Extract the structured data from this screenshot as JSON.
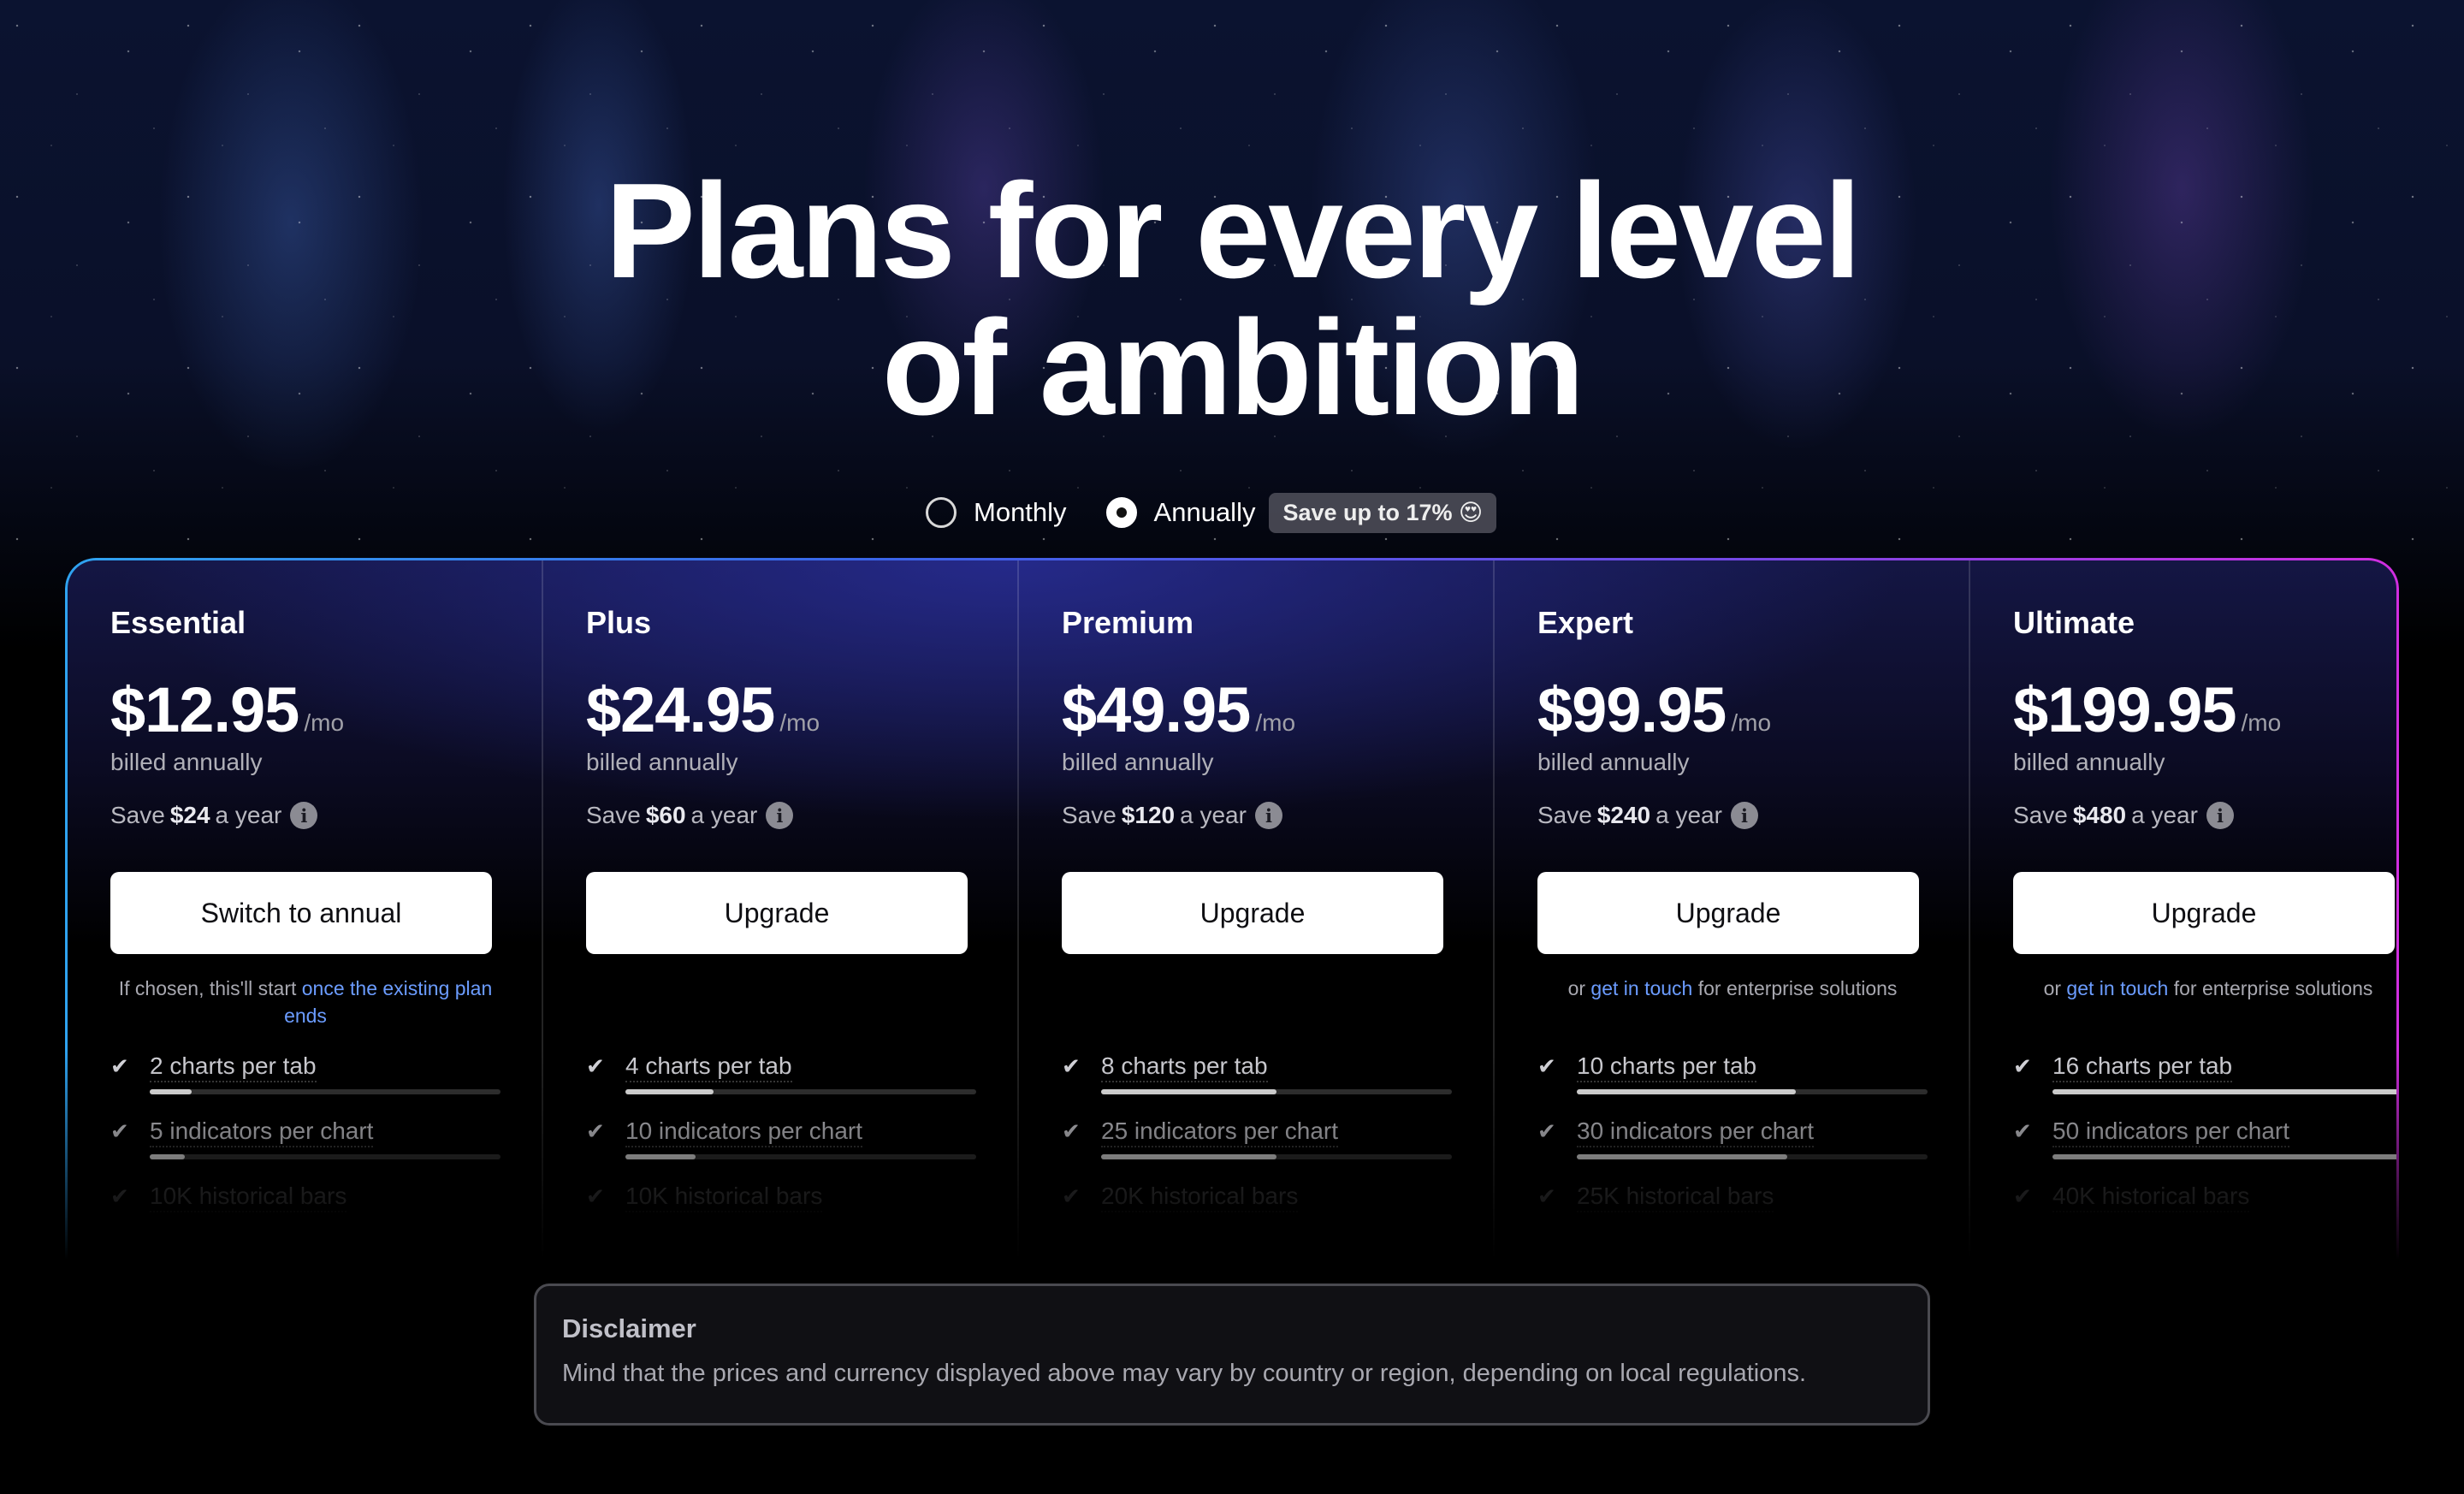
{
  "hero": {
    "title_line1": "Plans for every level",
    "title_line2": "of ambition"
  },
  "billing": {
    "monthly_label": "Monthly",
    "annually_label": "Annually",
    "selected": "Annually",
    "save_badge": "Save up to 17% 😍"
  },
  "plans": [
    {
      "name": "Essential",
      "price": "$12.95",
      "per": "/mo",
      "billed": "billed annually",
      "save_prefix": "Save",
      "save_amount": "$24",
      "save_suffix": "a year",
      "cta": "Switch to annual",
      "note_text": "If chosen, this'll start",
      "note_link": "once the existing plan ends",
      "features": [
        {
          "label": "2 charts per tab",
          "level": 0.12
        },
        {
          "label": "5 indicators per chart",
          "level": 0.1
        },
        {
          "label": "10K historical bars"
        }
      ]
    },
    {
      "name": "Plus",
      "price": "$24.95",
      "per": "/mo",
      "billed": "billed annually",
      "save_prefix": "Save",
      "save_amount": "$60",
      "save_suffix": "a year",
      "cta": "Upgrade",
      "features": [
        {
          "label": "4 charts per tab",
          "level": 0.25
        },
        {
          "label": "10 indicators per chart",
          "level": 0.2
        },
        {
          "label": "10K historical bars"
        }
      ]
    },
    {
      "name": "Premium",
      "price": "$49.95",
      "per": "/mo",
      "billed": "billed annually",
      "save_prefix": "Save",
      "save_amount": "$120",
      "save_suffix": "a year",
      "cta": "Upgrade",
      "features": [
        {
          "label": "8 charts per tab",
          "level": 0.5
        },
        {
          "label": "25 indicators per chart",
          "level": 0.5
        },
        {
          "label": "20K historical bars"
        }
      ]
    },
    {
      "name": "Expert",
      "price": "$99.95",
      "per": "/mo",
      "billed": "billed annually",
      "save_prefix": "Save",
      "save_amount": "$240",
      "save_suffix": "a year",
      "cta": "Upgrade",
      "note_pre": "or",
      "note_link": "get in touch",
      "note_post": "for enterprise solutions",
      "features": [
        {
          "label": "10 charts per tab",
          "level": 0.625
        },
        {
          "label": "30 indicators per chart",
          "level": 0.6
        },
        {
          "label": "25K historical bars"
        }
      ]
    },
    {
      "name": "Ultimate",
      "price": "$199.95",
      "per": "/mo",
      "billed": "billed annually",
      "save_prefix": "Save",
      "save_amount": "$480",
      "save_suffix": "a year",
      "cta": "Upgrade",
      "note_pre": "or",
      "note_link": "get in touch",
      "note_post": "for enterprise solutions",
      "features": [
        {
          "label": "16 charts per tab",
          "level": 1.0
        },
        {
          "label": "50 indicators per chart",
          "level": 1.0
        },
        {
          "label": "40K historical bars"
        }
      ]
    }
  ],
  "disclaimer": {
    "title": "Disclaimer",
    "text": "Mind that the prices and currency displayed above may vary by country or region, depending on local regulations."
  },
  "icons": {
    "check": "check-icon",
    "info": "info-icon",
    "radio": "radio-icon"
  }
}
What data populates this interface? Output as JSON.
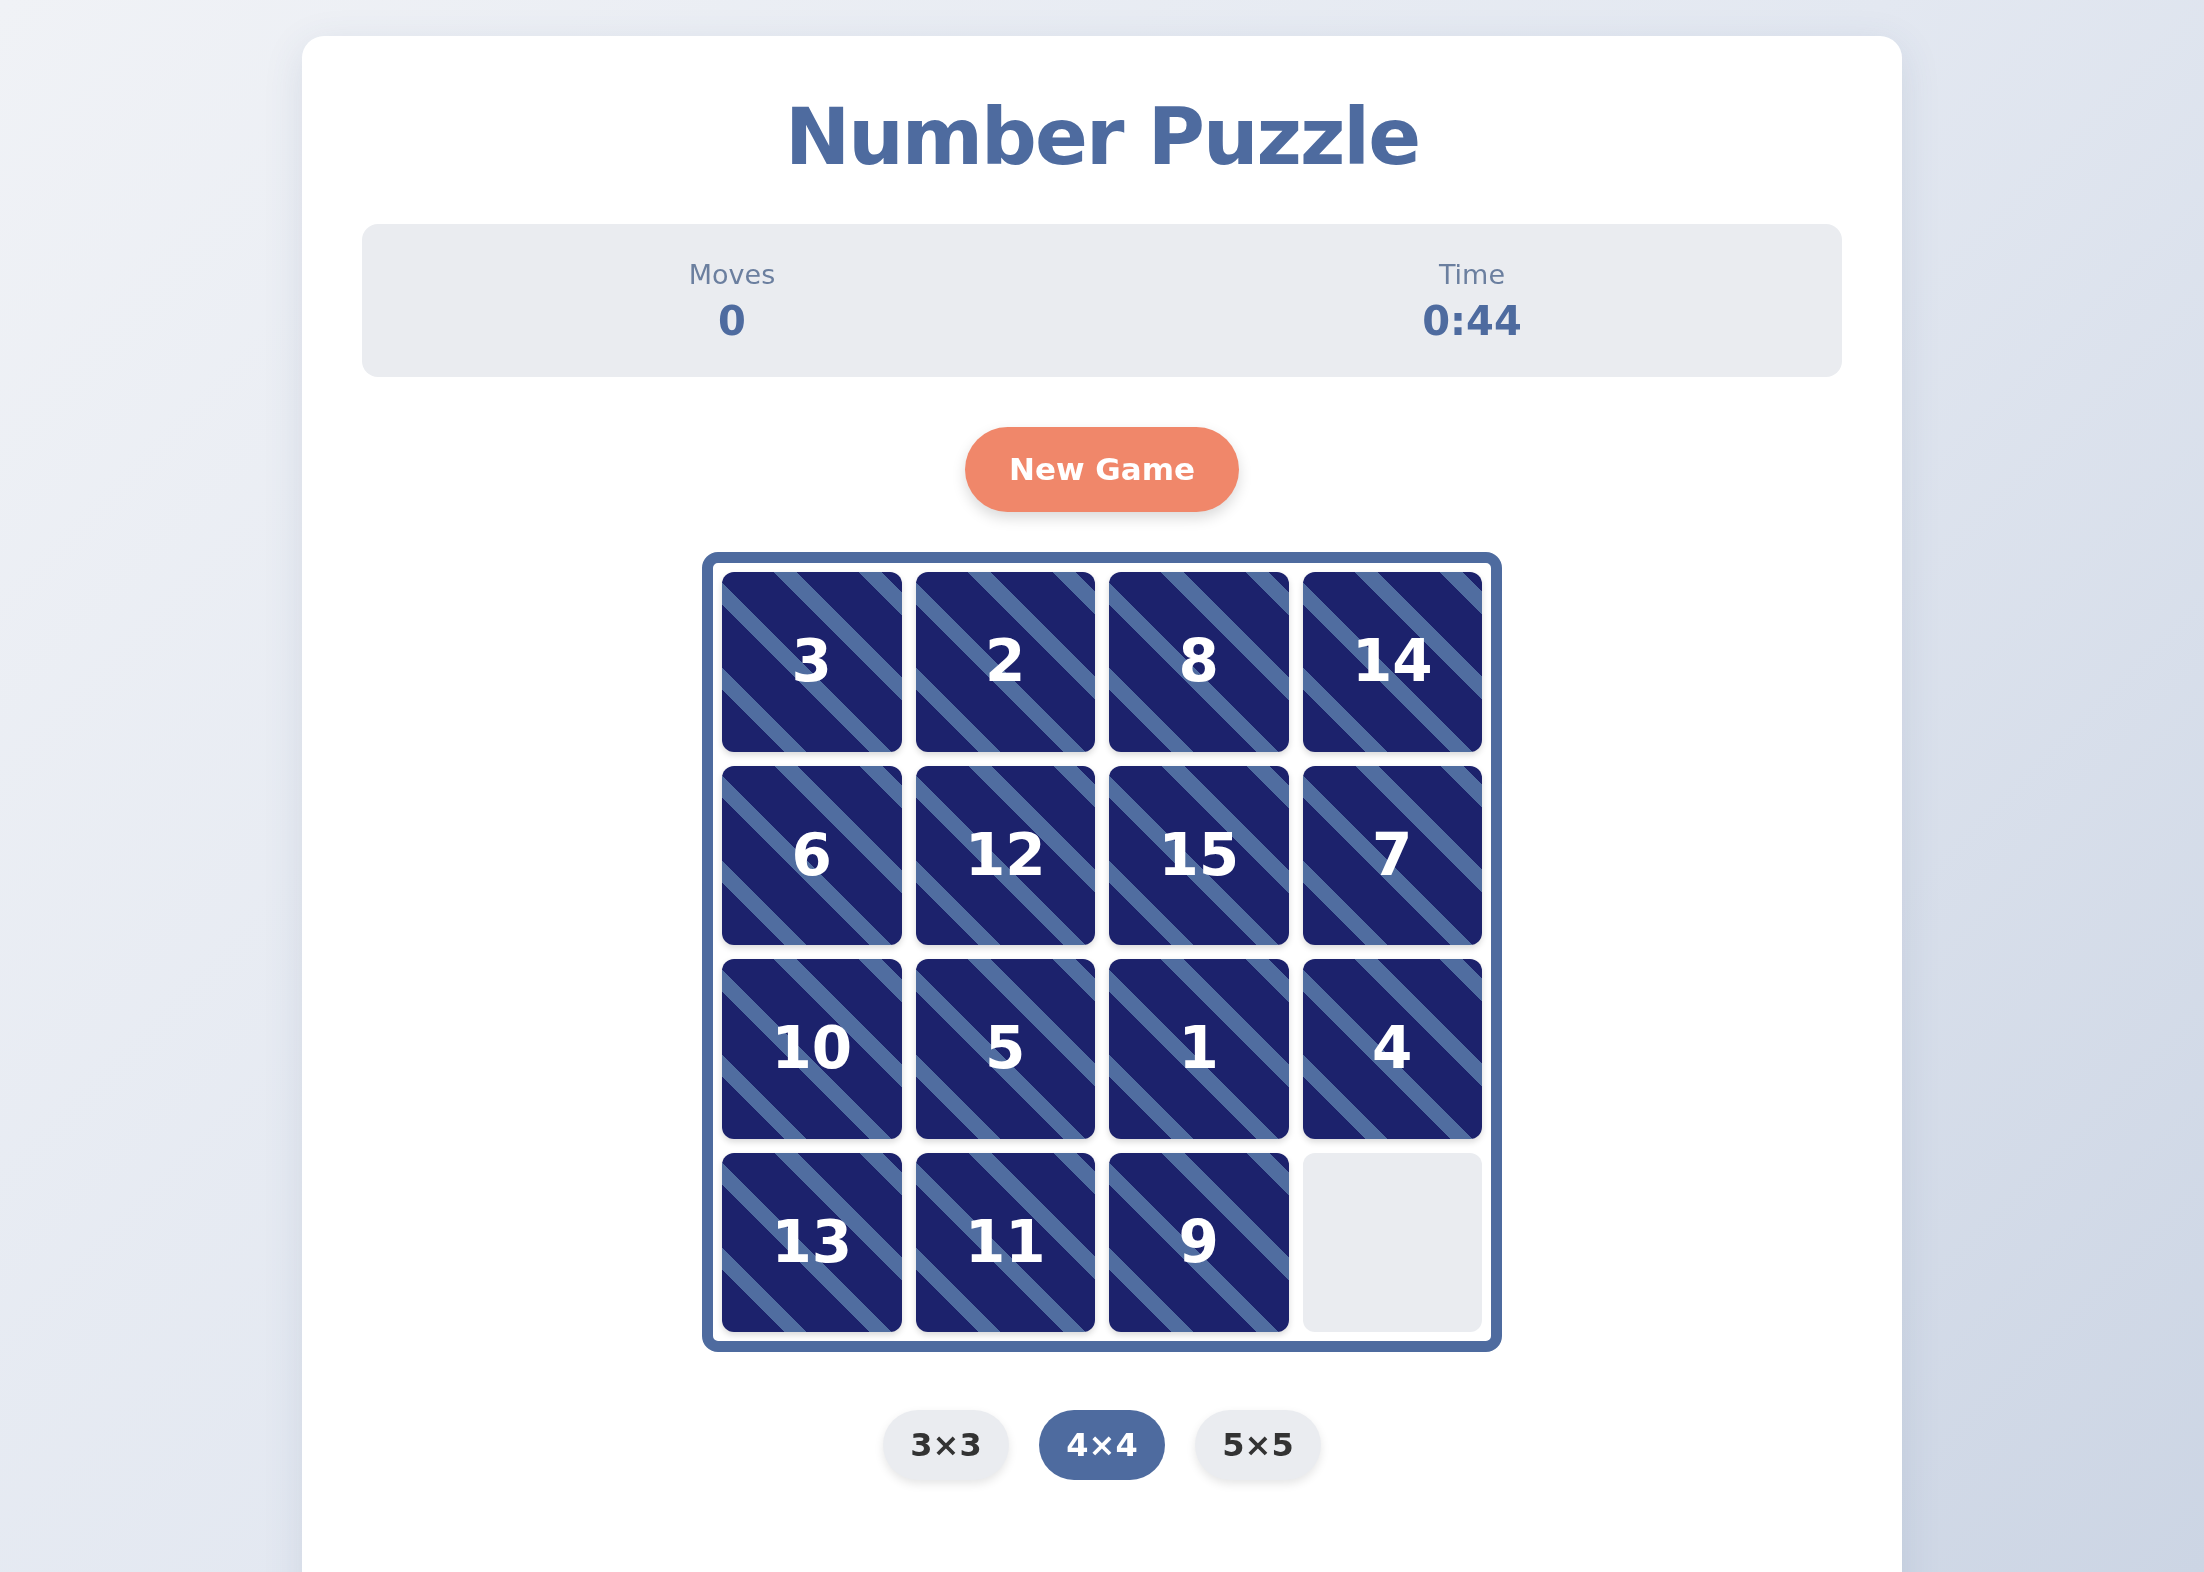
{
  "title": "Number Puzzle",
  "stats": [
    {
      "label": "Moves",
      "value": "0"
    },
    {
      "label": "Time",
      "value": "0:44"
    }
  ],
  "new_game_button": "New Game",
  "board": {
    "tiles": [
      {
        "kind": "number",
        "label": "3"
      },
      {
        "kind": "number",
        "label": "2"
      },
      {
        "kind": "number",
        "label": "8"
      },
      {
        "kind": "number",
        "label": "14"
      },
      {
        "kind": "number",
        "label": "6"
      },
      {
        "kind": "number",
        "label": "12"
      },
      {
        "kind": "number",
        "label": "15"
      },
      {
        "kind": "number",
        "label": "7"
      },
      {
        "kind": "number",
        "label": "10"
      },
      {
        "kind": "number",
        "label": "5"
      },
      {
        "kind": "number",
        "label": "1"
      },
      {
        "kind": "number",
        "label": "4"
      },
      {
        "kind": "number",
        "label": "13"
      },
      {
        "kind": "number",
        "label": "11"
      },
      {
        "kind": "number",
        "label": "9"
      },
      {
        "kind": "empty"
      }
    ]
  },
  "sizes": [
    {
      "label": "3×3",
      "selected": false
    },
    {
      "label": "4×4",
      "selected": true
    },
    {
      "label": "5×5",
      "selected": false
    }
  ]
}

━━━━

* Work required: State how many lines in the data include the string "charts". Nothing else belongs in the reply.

* Answer area: 5